→ Aim of the exercise
Reproduce the data in full, exactly.

→ Given records
□ □ □ □ □
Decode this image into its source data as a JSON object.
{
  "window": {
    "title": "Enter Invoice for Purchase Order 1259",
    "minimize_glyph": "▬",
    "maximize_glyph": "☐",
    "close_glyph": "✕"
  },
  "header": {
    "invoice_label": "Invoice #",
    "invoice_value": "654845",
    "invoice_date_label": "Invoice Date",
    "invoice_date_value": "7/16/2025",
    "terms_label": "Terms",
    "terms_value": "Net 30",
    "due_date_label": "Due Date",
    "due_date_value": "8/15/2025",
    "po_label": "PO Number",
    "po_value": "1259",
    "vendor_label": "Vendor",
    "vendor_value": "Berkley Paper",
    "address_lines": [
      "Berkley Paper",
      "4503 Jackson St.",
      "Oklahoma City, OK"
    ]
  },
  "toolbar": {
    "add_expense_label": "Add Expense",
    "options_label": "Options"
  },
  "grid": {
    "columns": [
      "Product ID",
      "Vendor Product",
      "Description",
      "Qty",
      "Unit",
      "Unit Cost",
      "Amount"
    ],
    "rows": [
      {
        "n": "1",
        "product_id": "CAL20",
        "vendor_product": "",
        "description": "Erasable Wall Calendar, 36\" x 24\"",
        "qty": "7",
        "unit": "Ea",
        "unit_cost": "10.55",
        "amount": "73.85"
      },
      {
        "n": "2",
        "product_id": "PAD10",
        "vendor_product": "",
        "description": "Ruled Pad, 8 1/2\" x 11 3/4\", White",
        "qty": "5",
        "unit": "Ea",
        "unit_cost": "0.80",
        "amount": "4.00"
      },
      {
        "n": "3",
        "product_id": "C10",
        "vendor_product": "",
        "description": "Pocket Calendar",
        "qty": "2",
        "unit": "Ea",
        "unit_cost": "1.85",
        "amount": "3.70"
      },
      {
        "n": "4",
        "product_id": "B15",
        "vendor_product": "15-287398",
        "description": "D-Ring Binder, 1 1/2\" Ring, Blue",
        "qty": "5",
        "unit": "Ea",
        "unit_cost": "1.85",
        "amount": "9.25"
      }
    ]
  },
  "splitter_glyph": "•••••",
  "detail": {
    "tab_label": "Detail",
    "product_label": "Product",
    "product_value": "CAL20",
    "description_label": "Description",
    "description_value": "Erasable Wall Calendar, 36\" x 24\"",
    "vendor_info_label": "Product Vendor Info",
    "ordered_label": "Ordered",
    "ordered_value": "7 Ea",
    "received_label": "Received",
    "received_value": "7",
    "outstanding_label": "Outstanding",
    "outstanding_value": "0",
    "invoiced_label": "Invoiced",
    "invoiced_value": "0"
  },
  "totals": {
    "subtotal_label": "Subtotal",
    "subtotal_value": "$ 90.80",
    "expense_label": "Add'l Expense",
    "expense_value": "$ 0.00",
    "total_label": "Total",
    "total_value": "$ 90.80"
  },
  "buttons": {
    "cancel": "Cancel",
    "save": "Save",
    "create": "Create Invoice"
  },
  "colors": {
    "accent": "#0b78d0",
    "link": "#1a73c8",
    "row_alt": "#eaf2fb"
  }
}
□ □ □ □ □
→ Exercise result
Decode this image into its source data as a JSON object.
{
  "window": {
    "title": "Enter Invoice for Purchase Order 1259",
    "minimize_glyph": "▬",
    "maximize_glyph": "☐",
    "close_glyph": "✕"
  },
  "header": {
    "invoice_label": "Invoice #",
    "invoice_value": "654845",
    "invoice_date_label": "Invoice Date",
    "invoice_date_value": "7/16/2025",
    "terms_label": "Terms",
    "terms_value": "Net 30",
    "due_date_label": "Due Date",
    "due_date_value": "8/15/2025",
    "po_label": "PO Number",
    "po_value": "1259",
    "vendor_label": "Vendor",
    "vendor_value": "Berkley Paper",
    "address_lines": [
      "Berkley Paper",
      "4503 Jackson St.",
      "Oklahoma City, OK"
    ]
  },
  "toolbar": {
    "add_expense_label": "Add Expense",
    "options_label": "Options"
  },
  "grid": {
    "columns": [
      "Product ID",
      "Vendor Product",
      "Description",
      "Qty",
      "Unit",
      "Unit Cost",
      "Amount"
    ],
    "rows": [
      {
        "n": "1",
        "product_id": "CAL20",
        "vendor_product": "",
        "description": "Erasable Wall Calendar, 36\" x 24\"",
        "qty": "7",
        "unit": "Ea",
        "unit_cost": "10.55",
        "amount": "73.85"
      },
      {
        "n": "2",
        "product_id": "PAD10",
        "vendor_product": "",
        "description": "Ruled Pad, 8 1/2\" x 11 3/4\", White",
        "qty": "5",
        "unit": "Ea",
        "unit_cost": "0.80",
        "amount": "4.00"
      },
      {
        "n": "3",
        "product_id": "C10",
        "vendor_product": "",
        "description": "Pocket Calendar",
        "qty": "2",
        "unit": "Ea",
        "unit_cost": "1.85",
        "amount": "3.70"
      },
      {
        "n": "4",
        "product_id": "B15",
        "vendor_product": "15-287398",
        "description": "D-Ring Binder, 1 1/2\" Ring, Blue",
        "qty": "5",
        "unit": "Ea",
        "unit_cost": "1.85",
        "amount": "9.25"
      }
    ]
  },
  "splitter_glyph": "•••••",
  "detail": {
    "tab_label": "Detail",
    "product_label": "Product",
    "product_value": "CAL20",
    "description_label": "Description",
    "description_value": "Erasable Wall Calendar, 36\" x 24\"",
    "vendor_info_label": "Product Vendor Info",
    "ordered_label": "Ordered",
    "ordered_value": "7 Ea",
    "received_label": "Received",
    "received_value": "7",
    "outstanding_label": "Outstanding",
    "outstanding_value": "0",
    "invoiced_label": "Invoiced",
    "invoiced_value": "0"
  },
  "totals": {
    "subtotal_label": "Subtotal",
    "subtotal_value": "$ 90.80",
    "expense_label": "Add'l Expense",
    "expense_value": "$ 0.00",
    "total_label": "Total",
    "total_value": "$ 90.80"
  },
  "buttons": {
    "cancel": "Cancel",
    "save": "Save",
    "create": "Create Invoice"
  },
  "colors": {
    "accent": "#0b78d0",
    "link": "#1a73c8",
    "row_alt": "#eaf2fb"
  }
}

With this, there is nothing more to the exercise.